While electric substations provide essential infrastructure to any neighborhood, they are rarely welcomed or appreciated.
Our goal was to change this relationship between the local community and their substation. To truly integrate this infrastructure into its urban and social context.
On the site, we were walking around between the fishing lakes, the beehives, and the old houses of the abandoned village, our thoughts revolved around how this future neighborhood could engage with the history of the area. To somehow reflect on it. To retain some of its serene beauty.
We also kept wondering about the myth of the Phoenix who came to bathe in these lakes and how it emerged from it renewed.
We created a series of blades using the crushed bricks from the abandoned village as the aggregate of the concrete structure to achieve a terracotta-like surface. With formliner we create a 3 dimensional surface like the feathers of the phoenix.
We layered these blades with a composition technique often used in traditional landscape paintings and created an abstract landscape towards the commercial development on the south.
Some of these blades form the fence of the substation. Some create a visual barrier towards the recycling centre on the North.
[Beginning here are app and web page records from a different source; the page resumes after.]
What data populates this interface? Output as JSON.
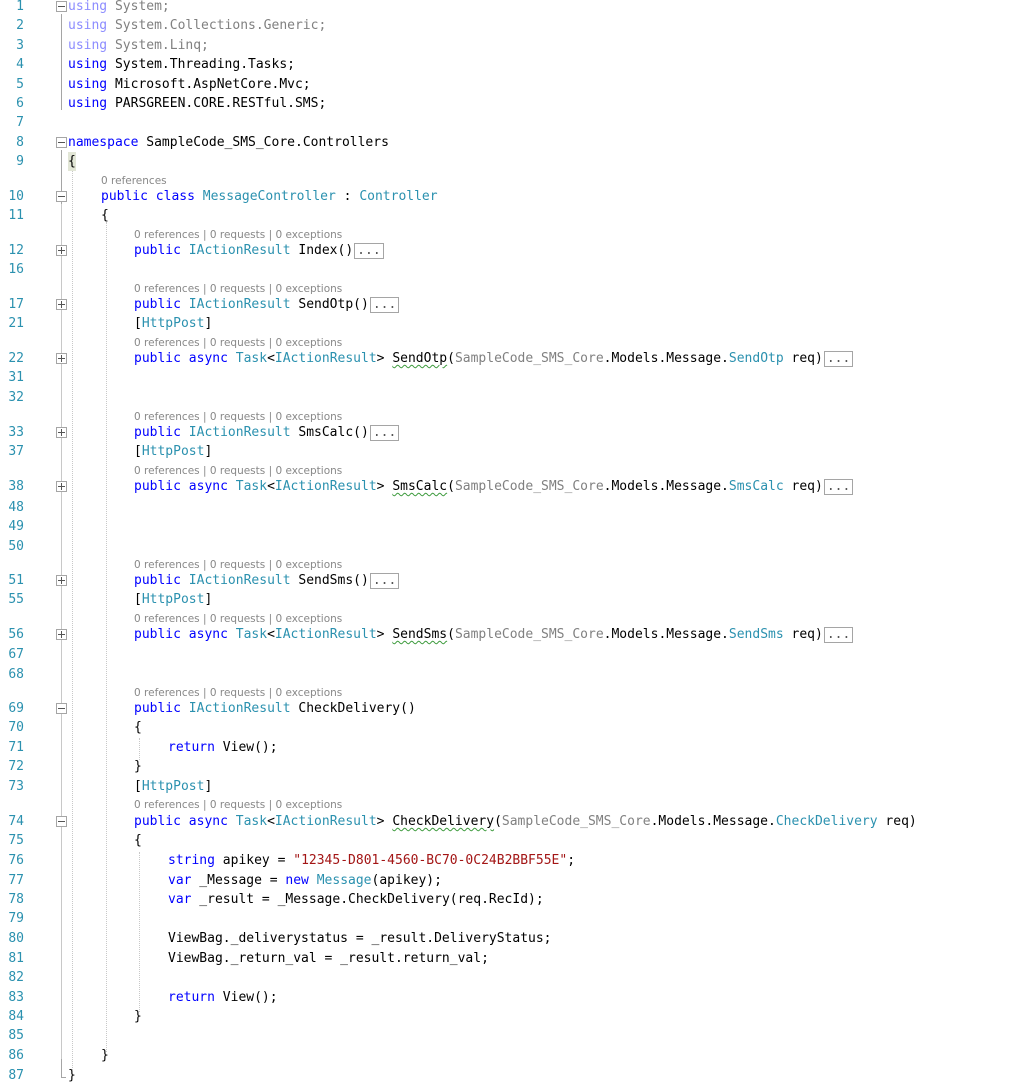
{
  "usings": [
    {
      "ln": "1",
      "kw": "using",
      "ns": "System;",
      "dim": true
    },
    {
      "ln": "2",
      "kw": "using",
      "ns": "System.Collections.Generic;",
      "dim": true
    },
    {
      "ln": "3",
      "kw": "using",
      "ns": "System.Linq;",
      "dim": true
    },
    {
      "ln": "4",
      "kw": "using",
      "ns": "System.Threading.Tasks;",
      "dim": false
    },
    {
      "ln": "5",
      "kw": "using",
      "ns": "Microsoft.AspNetCore.Mvc;",
      "dim": false
    },
    {
      "ln": "6",
      "kw": "using",
      "ns": "PARSGREEN.CORE.RESTful.SMS;",
      "dim": false
    }
  ],
  "lens_text": "0 references | 0 requests | 0 exceptions",
  "class_lens": "0 references",
  "line_numbers": {
    "l7": "7",
    "l8": "8",
    "l9": "9",
    "l10": "10",
    "l11": "11",
    "l12": "12",
    "l16": "16",
    "l17": "17",
    "l21": "21",
    "l22": "22",
    "l31": "31",
    "l32": "32",
    "l33": "33",
    "l37": "37",
    "l38": "38",
    "l48": "48",
    "l49": "49",
    "l50": "50",
    "l51": "51",
    "l55": "55",
    "l56": "56",
    "l67": "67",
    "l68": "68",
    "l69": "69",
    "l70": "70",
    "l71": "71",
    "l72": "72",
    "l73": "73",
    "l74": "74",
    "l75": "75",
    "l76": "76",
    "l77": "77",
    "l78": "78",
    "l79": "79",
    "l80": "80",
    "l81": "81",
    "l82": "82",
    "l83": "83",
    "l84": "84",
    "l85": "85",
    "l86": "86",
    "l87": "87"
  },
  "code": {
    "namespace_kw": "namespace",
    "namespace_name": "SampleCode_SMS_Core.Controllers",
    "open_brace": "{",
    "close_brace": "}",
    "public": "public",
    "class": "class",
    "async": "async",
    "class_name": "MessageController",
    "colon": " : ",
    "base_class": "Controller",
    "iaction": "IActionResult",
    "task": "Task",
    "lt": "<",
    "gt": ">",
    "index": "Index()",
    "send_otp": "SendOtp",
    "sms_calc": "SmsCalc",
    "send_sms": "SendSms",
    "check_delivery": "CheckDelivery",
    "parens": "()",
    "ellipsis": "...",
    "http_post_open": "[",
    "http_post": "HttpPost",
    "http_post_close": "]",
    "model_prefix": "SampleCode_SMS_Core",
    "model_mid": ".Models.Message.",
    "req": " req)",
    "paren_open": "(",
    "return": "return",
    "view_call": " View();",
    "string": "string",
    "apikey_decl": " apikey = ",
    "apikey_value": "\"12345-D801-4560-BC70-0C24B2BBF55E\"",
    "semi": ";",
    "var": "var",
    "message_decl": " _Message = ",
    "new": "new",
    "message_type": "Message",
    "message_args": "(apikey);",
    "result_decl": " _result = _Message.CheckDelivery(req.RecId);",
    "viewbag_status": "ViewBag._deliverystatus = _result.DeliveryStatus;",
    "viewbag_return": "ViewBag._return_val = _result.return_val;"
  }
}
Towards the park on the west, they open up and weave into the landscape to create pockets of spaces of different kinds of zones ; seating, fish ponds, artworks, and quiet contemplation in nature.
This is our vision for reinventing the relationship between the local community and their electric substation.
All the information about how to enter the 2022 WAN Awards is here.
We are very happy to offer support so please don’t hesitate to email Georgia Baily with any questions at email@example.com.
Last year more than 40 countries took part in the WAN Awards with strong showings from Europe, the Americas and Asia-Pacific. And we saw some truly outstanding interior designs, take a look at the winners from last year here.